Type out the entries again, matching each one exactly.

(Data records)

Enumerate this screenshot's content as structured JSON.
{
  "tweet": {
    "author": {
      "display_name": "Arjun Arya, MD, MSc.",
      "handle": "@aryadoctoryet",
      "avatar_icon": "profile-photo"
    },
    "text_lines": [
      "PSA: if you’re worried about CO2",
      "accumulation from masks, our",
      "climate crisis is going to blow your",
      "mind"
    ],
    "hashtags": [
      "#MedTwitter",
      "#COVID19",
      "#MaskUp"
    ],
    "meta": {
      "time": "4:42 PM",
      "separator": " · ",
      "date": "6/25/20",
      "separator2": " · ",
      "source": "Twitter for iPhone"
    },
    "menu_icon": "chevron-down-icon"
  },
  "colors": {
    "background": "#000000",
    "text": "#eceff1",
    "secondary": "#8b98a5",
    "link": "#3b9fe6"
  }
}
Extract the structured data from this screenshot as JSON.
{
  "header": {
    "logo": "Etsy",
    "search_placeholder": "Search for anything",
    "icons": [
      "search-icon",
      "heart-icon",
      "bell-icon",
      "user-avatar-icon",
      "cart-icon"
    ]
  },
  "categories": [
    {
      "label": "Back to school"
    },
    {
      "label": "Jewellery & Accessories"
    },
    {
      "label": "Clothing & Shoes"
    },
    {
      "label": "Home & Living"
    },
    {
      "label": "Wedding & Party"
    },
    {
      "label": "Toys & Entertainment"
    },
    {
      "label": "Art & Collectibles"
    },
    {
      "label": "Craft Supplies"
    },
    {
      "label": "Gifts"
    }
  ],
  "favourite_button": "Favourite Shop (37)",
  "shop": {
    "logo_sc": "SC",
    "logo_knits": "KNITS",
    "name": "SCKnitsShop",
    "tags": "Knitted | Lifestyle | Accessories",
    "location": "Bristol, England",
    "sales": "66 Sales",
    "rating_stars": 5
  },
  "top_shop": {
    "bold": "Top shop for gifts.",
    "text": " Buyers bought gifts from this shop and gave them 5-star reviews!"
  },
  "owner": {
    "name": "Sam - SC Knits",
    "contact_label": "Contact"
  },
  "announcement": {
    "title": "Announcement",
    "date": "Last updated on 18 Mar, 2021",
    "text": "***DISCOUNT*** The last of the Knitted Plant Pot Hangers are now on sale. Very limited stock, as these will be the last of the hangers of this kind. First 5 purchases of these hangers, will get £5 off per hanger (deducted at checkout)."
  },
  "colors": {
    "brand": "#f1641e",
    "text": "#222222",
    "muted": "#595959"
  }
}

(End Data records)

■ Task response ■
Enumerate this screenshot's content as structured JSON.
{
  "tweet": {
    "author": {
      "display_name": "Arjun Arya, MD, MSc.",
      "handle": "@aryadoctoryet",
      "avatar_icon": "profile-photo"
    },
    "text_lines": [
      "PSA: if you’re worried about CO2",
      "accumulation from masks, our",
      "climate crisis is going to blow your",
      "mind"
    ],
    "hashtags": [
      "#MedTwitter",
      "#COVID19",
      "#MaskUp"
    ],
    "meta": {
      "time": "4:42 PM",
      "separator": " · ",
      "date": "6/25/20",
      "separator2": " · ",
      "source": "Twitter for iPhone"
    },
    "menu_icon": "chevron-down-icon"
  },
  "colors": {
    "background": "#000000",
    "text": "#eceff1",
    "secondary": "#8b98a5",
    "link": "#3b9fe6"
  }
}
Extract the structured data from this screenshot as JSON.
{
  "header": {
    "logo": "Etsy",
    "search_placeholder": "Search for anything",
    "icons": [
      "search-icon",
      "heart-icon",
      "bell-icon",
      "user-avatar-icon",
      "cart-icon"
    ]
  },
  "categories": [
    {
      "label": "Back to school"
    },
    {
      "label": "Jewellery & Accessories"
    },
    {
      "label": "Clothing & Shoes"
    },
    {
      "label": "Home & Living"
    },
    {
      "label": "Wedding & Party"
    },
    {
      "label": "Toys & Entertainment"
    },
    {
      "label": "Art & Collectibles"
    },
    {
      "label": "Craft Supplies"
    },
    {
      "label": "Gifts"
    }
  ],
  "favourite_button": "Favourite Shop (37)",
  "shop": {
    "logo_sc": "SC",
    "logo_knits": "KNITS",
    "name": "SCKnitsShop",
    "tags": "Knitted | Lifestyle | Accessories",
    "location": "Bristol, England",
    "sales": "66 Sales",
    "rating_stars": 5
  },
  "top_shop": {
    "bold": "Top shop for gifts.",
    "text": " Buyers bought gifts from this shop and gave them 5-star reviews!"
  },
  "owner": {
    "name": "Sam - SC Knits",
    "contact_label": "Contact"
  },
  "announcement": {
    "title": "Announcement",
    "date": "Last updated on 18 Mar, 2021",
    "text": "***DISCOUNT*** The last of the Knitted Plant Pot Hangers are now on sale. Very limited stock, as these will be the last of the hangers of this kind. First 5 purchases of these hangers, will get £5 off per hanger (deducted at checkout)."
  },
  "colors": {
    "brand": "#f1641e",
    "text": "#222222",
    "muted": "#595959"
  }
}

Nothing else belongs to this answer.